■ Collected data ■

^^^^^^^^

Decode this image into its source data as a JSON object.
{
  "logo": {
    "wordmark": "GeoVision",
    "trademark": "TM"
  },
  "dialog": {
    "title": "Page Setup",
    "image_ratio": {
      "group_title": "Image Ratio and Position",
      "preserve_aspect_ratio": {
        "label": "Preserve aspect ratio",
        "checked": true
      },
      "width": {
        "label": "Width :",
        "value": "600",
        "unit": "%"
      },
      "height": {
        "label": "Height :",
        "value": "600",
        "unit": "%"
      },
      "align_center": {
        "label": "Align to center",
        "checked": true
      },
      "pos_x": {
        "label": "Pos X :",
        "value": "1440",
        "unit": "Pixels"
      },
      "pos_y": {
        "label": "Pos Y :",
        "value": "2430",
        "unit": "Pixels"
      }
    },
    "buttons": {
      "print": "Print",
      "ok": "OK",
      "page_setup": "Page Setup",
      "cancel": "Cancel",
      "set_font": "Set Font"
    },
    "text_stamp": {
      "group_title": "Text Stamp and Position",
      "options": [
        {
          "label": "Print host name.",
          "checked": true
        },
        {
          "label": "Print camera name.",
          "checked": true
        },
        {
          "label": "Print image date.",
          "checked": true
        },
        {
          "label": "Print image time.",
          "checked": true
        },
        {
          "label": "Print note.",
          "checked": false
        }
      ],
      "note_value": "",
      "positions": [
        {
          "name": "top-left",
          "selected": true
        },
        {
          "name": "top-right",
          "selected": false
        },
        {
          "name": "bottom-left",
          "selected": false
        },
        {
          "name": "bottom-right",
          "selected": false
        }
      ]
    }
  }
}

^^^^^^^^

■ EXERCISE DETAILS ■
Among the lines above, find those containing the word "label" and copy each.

■ EXERCISE RESPONSE ■
        "label": "Preserve aspect ratio",
        "label": "Width :",
        "label": "Height :",
        "label": "Align to center",
        "label": "Pos X :",
        "label": "Pos Y :",
          "label": "Print host name.",
          "label": "Print camera name.",
          "label": "Print image date.",
          "label": "Print image time.",
          "label": "Print note.",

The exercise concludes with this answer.